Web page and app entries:
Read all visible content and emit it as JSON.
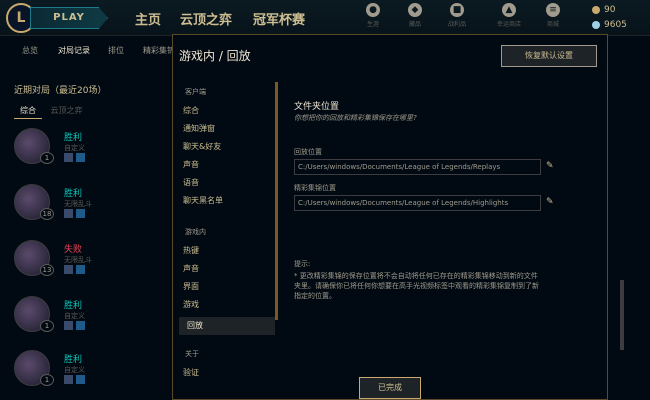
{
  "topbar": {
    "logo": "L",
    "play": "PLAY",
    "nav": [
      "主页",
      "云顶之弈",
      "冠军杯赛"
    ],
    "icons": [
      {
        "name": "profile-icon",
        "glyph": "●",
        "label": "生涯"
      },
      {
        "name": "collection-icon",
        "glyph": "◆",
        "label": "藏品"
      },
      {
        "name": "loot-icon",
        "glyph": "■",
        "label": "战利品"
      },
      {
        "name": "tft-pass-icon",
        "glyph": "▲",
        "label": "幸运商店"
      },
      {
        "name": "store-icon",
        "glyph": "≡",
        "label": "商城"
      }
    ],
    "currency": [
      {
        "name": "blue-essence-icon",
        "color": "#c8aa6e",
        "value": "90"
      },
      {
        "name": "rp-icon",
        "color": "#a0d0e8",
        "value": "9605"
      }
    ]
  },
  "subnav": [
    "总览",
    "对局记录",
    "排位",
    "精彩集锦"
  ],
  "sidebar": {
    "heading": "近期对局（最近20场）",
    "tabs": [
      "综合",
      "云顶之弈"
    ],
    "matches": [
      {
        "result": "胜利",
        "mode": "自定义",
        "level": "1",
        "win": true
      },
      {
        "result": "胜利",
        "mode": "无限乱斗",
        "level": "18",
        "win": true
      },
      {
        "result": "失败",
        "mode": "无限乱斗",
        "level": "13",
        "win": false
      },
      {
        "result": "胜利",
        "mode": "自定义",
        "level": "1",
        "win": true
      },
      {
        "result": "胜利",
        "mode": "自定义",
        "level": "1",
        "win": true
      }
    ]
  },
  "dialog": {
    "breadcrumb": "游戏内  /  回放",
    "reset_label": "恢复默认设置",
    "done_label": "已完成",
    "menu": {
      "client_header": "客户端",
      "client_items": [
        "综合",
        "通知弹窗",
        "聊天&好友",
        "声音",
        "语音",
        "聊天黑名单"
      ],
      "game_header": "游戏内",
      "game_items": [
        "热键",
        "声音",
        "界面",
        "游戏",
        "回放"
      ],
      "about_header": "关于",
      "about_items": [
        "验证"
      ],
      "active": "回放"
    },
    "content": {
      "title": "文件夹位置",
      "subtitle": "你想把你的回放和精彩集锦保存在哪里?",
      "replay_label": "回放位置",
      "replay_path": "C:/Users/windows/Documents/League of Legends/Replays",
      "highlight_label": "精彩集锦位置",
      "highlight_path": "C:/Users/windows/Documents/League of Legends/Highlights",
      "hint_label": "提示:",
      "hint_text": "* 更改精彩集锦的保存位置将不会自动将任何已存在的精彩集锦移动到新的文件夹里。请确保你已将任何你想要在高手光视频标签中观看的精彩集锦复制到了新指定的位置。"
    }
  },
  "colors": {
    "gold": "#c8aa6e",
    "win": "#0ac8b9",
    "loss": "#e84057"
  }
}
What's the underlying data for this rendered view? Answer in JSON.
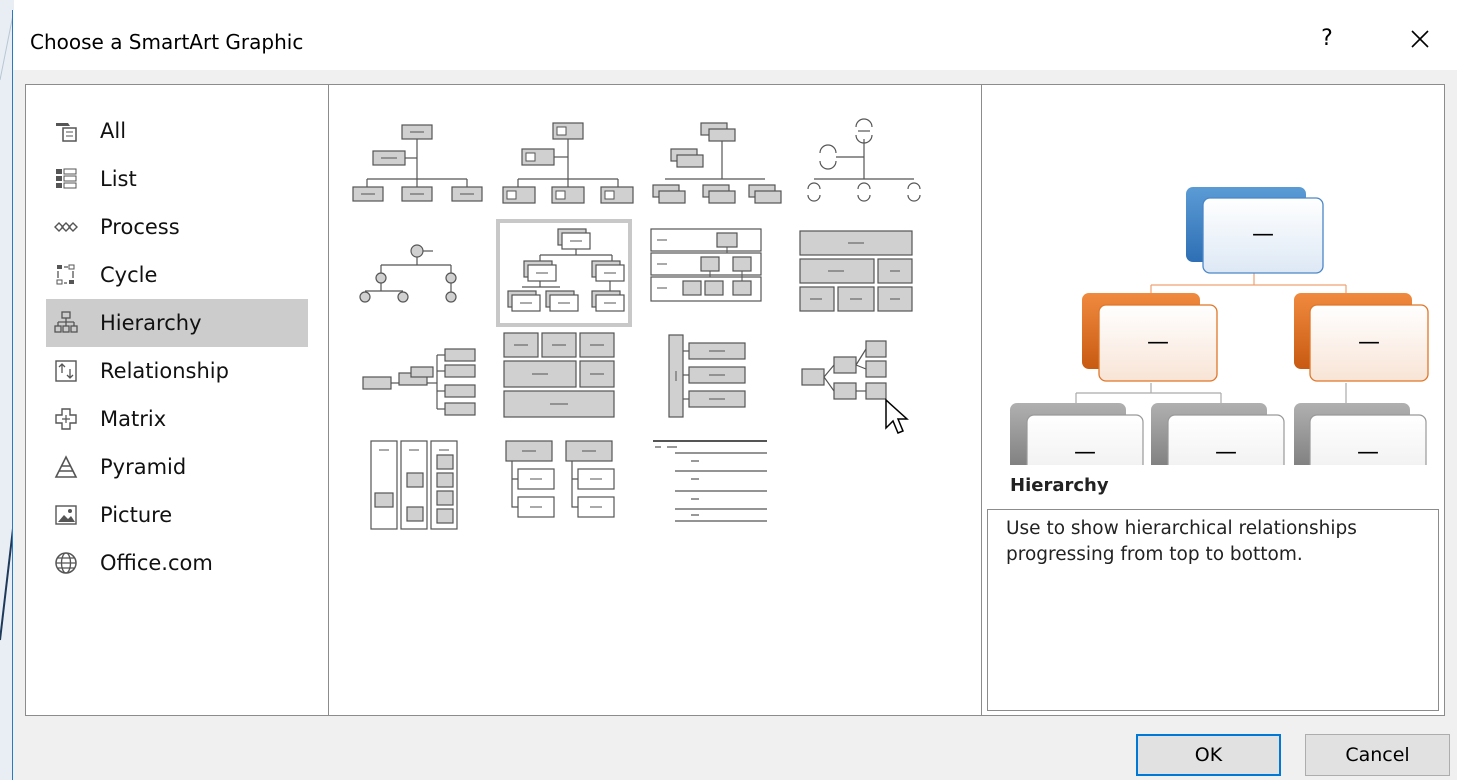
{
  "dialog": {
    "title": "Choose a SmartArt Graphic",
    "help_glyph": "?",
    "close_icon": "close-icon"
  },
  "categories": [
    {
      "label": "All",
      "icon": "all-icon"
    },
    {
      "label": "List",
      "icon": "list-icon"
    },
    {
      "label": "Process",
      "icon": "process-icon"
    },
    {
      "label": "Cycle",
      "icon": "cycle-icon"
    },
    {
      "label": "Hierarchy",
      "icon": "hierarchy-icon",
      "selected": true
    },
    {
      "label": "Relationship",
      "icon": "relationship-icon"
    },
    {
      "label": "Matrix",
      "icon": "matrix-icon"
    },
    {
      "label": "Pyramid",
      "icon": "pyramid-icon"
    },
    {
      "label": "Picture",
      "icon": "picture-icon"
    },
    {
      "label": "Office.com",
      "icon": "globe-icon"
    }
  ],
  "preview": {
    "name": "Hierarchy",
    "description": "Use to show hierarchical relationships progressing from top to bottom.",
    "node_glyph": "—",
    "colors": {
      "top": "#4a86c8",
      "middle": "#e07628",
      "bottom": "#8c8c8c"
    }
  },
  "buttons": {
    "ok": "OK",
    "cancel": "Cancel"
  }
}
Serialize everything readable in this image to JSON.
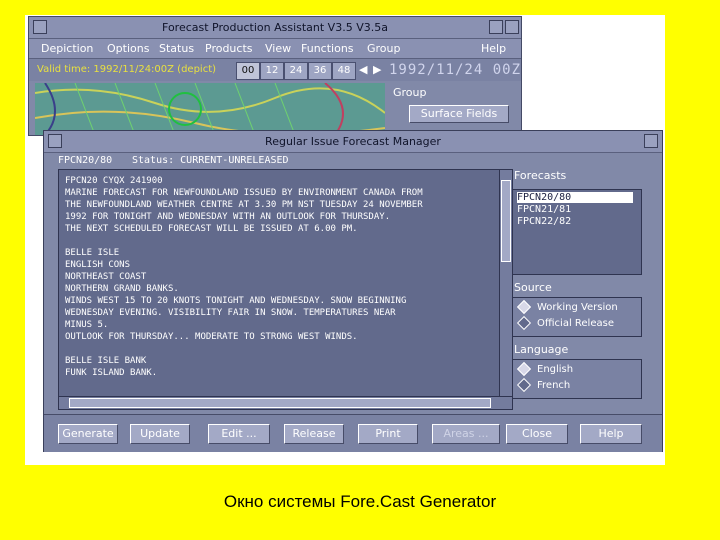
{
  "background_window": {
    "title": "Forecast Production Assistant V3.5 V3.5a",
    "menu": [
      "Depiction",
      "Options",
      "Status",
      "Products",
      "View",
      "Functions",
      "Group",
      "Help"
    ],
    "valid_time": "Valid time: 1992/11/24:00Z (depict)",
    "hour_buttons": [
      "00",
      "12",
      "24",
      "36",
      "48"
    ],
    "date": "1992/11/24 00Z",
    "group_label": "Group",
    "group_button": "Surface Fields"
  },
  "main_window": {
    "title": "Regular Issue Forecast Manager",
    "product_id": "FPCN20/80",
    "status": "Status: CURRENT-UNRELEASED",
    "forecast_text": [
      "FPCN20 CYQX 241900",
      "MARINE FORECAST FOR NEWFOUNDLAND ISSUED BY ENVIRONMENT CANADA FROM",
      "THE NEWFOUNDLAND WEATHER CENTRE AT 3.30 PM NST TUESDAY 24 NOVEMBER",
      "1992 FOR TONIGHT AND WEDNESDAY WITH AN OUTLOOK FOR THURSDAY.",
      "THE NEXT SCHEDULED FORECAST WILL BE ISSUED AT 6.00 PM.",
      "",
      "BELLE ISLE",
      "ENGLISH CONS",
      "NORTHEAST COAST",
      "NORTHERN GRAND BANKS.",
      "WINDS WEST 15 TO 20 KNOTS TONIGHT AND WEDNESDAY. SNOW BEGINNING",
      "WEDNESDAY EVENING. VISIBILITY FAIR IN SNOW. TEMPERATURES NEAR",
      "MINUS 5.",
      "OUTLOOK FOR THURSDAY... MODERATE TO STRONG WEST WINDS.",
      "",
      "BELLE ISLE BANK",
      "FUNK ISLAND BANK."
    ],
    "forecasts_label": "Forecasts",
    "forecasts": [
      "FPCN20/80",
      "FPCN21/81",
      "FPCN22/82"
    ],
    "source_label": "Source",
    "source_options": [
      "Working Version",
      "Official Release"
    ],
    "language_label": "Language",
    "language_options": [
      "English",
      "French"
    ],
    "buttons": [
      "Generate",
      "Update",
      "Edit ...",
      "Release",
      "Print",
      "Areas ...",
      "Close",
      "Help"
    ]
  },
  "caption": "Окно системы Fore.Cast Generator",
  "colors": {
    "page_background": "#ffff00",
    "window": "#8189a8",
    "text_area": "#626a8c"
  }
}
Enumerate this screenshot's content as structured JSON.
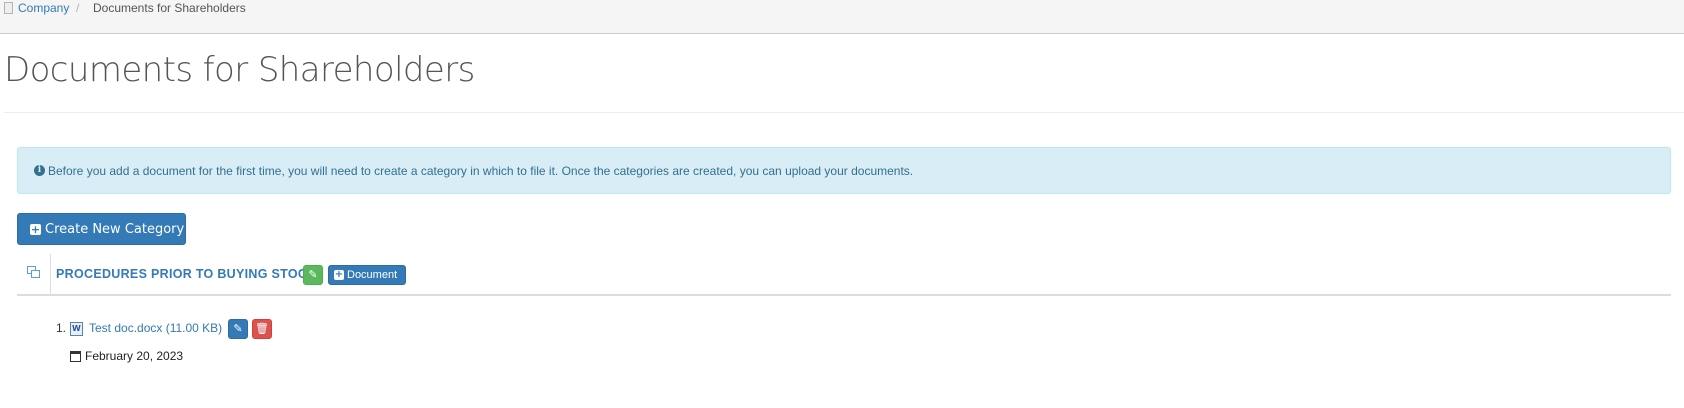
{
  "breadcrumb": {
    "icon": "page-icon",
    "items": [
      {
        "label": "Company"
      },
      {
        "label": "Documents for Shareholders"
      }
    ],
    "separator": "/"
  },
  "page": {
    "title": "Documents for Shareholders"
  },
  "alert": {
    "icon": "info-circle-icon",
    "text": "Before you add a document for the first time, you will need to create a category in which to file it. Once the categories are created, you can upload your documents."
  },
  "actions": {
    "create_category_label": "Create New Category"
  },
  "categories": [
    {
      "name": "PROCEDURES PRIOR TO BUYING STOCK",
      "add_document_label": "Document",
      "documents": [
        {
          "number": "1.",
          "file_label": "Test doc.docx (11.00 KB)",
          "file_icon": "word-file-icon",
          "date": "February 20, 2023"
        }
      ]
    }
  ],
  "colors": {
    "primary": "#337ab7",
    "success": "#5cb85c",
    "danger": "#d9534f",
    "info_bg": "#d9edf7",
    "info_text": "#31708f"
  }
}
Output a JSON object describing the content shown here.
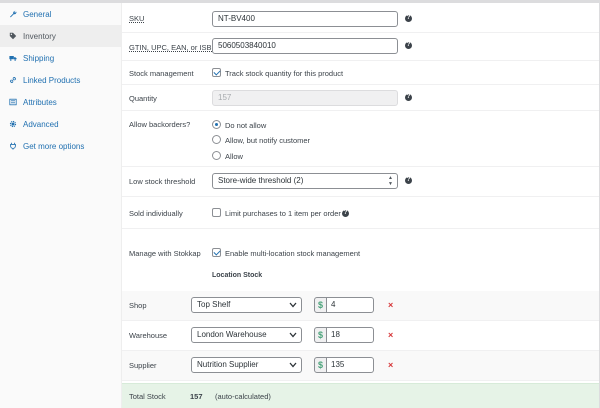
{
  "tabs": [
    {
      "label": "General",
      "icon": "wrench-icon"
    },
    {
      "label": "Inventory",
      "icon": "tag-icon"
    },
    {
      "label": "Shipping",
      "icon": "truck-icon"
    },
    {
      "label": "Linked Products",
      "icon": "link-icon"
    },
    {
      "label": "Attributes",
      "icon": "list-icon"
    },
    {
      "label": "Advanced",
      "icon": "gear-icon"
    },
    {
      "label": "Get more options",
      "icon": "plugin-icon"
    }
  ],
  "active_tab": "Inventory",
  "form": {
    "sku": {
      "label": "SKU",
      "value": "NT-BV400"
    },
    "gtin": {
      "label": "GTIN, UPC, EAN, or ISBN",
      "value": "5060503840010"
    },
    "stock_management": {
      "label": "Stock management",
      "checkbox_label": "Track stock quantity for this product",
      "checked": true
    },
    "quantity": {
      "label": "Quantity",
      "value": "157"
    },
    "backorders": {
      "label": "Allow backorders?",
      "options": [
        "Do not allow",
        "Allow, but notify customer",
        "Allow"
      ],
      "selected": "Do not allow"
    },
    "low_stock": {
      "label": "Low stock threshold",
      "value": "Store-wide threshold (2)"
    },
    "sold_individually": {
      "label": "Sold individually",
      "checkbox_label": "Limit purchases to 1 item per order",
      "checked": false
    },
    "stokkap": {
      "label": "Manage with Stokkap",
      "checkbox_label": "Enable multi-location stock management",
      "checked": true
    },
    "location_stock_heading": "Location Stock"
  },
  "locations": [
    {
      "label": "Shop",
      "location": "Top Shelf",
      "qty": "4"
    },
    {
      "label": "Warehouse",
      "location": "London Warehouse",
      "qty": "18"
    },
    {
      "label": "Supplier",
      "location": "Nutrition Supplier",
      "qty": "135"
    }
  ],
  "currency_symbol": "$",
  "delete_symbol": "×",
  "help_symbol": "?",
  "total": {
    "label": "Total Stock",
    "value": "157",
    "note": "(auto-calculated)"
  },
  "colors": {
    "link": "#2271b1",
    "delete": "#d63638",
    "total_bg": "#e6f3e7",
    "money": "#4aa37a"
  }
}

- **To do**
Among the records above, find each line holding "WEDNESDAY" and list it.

- **Task output**
      "1992 FOR TONIGHT AND WEDNESDAY WITH AN OUTLOOK FOR THURSDAY.",
      "WINDS WEST 15 TO 20 KNOTS TONIGHT AND WEDNESDAY. SNOW BEGINNING",
      "WEDNESDAY EVENING. VISIBILITY FAIR IN SNOW. TEMPERATURES NEAR",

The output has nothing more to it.